Casanova’s flash of earthly passion … does very little harm to their souls. He is not responsible for any shipwrecks, for any outbreaks of despair. He has made a great many women happy, but has made no woman hysterical. From the episode of sensual adventure, they return undamaged to everyday life, to their husbands, or to their lovers, as the case may be. Not one of them commits suicide or falls into a decline. Their internal equilibrium has never been disturbed, for Casanova’s unambiguous and radically healthy passion has never touched the mainspring of their destiny.

That’s a sweeping statement there. Zweig’s argument is that Byron and Goethe misled women with words of eternal love & devotion. To Zweig, they are the destroyers and the deceivers–not Casanova–a man for whom it was all about mutual, albeit, fleeting pleasure.

One of the points Zweig makes is that Casanova was an anomaly. Zweig argues that most creative people are busy creating (often in solitude) and not off out living a life of adventure, and that those devoted to adventure do not possess the skill to describe their experiences. According to Zweig, this is a paradox:

“Men of action and men of pleasure have more experience to report than any creative artist, but they cannot tell their story; the poietes, on the other hand, must fable, for they have seldom had experiences worth reporting. Imaginative writers rarely have a biography, and men who have biographies are only in exceptional instances able to write them.”

Zweig’s paradox is solved in Casanova–a talented, amoral man who “changes countries, towns, estates, occupations, worlds, and women, as easily as he changes his shirt.” Actually I disagree with Zweig; there are examples that defy that paradox. I’d argue that Lermontov lived the short, spectacular life of an adventurer while wearing the uniform of the Tsar.

Zweig concludes that Casanova was a tremendously talented individual, but a dilettante at heart. Most of Casanova’s talents were the sort of things that got him to the homes of the wealthy set and into the knickers of the women. Zweig states Casanova was:

 Almost a savant, almost a poet, almost a philosopher, almost a gentleman. But this ‘almost’ was for Casanova the heel of Achilles. He was almost everything: a poet and yet not wholly one, a thief and yet not a professional one. He strove hard to qualify for the galleys; yet he never succeeded in attaining perfection. As universal dilettante, indeed, he was perfect, knowing an incredible amount of all the arts and the sciences; but he lacked one thing, and this lack made it impossible for him to become truly productive.

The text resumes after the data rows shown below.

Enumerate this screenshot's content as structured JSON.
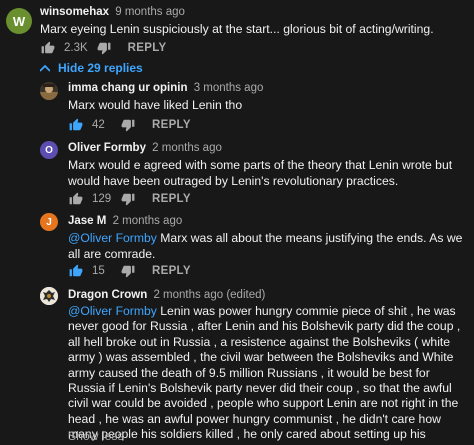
{
  "top_comment": {
    "avatar_letter": "W",
    "avatar_color": "#6a8f2f",
    "author": "winsomehax",
    "time": "9 months ago",
    "text": "Marx eyeing Lenin suspiciously at the start... glorious bit of acting/writing.",
    "likes": "2.3K",
    "reply_label": "REPLY"
  },
  "hide_replies": {
    "label": "Hide 29 replies",
    "icon": "chevron-up-icon",
    "color": "#3ea6ff"
  },
  "replies": [
    {
      "author": "imma chang ur opinin",
      "time": "3 months ago",
      "avatar_icon": "photo-avatar",
      "text": "Marx would have liked Lenin tho",
      "likes": "42",
      "reply_label": "REPLY"
    },
    {
      "author": "Oliver Formby",
      "time": "2 months ago",
      "avatar_letter": "O",
      "avatar_color": "#5c4db1",
      "text": "Marx would e agreed with some parts of the theory that Lenin wrote but would have been outraged by Lenin's revolutionary practices.",
      "likes": "129",
      "reply_label": "REPLY"
    },
    {
      "author": "Jase M",
      "time": "2 months ago",
      "avatar_letter": "J",
      "avatar_color": "#e6751f",
      "mention": "@Oliver Formby",
      "text": " Marx was all about the means justifying the ends. As we all are comrade.",
      "likes": "15",
      "reply_label": "REPLY"
    },
    {
      "author": "Dragon Crown",
      "time": "2 months ago (edited)",
      "avatar_icon": "crest-avatar",
      "mention": "@Oliver Formby",
      "text": " Lenin was power hungry commie piece of shit , he was never good for Russia , after Lenin and his Bolshevik party did the coup , all hell broke out in Russia , a resistence against the Bolsheviks ( white army ) was assembled , the civil war between the Bolsheviks and White army caused the death of 9.5 million Russians , it would be best for Russia if Lenin's Bolshevik party never did their coup , so that the awful civil war could be avoided , people who support Lenin are not right in the head , he was an awful power hungry communist , he didn't care how many people his soldiers killed , he only cared about setting up his autoritharian communist state with himself as the dictator",
      "show_less": "Show less"
    }
  ],
  "icons": {
    "like": "thumbs-up-icon",
    "dislike": "thumbs-down-icon"
  },
  "colors": {
    "background": "#181818",
    "text": "#f1f1f1",
    "secondary": "#aaaaaa",
    "link": "#3ea6ff",
    "like_icon_active": "#3ea6ff"
  }
}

He lacked will, resolution, patience.

Zweig does get a bit carried away at times. He embellishes so much that his elegance almost escapes the recognition of repetition, but it’s all so beautifully written, I didn’t mind a bit. My favourite essay is The Philosophy of Superficiality, and the title alone gives more than a hint of its subject matter. There’s so much to quote here–so much to chew over, but finally here’s one final quote to spur me on until I begin the memoirs:

What makes Casanova a genius is not the way in which he tells the story of his life, but the way in which he has lived it.

Translated by Eden and Cedar Paul


Filed under Non Fiction, Zweig Stefan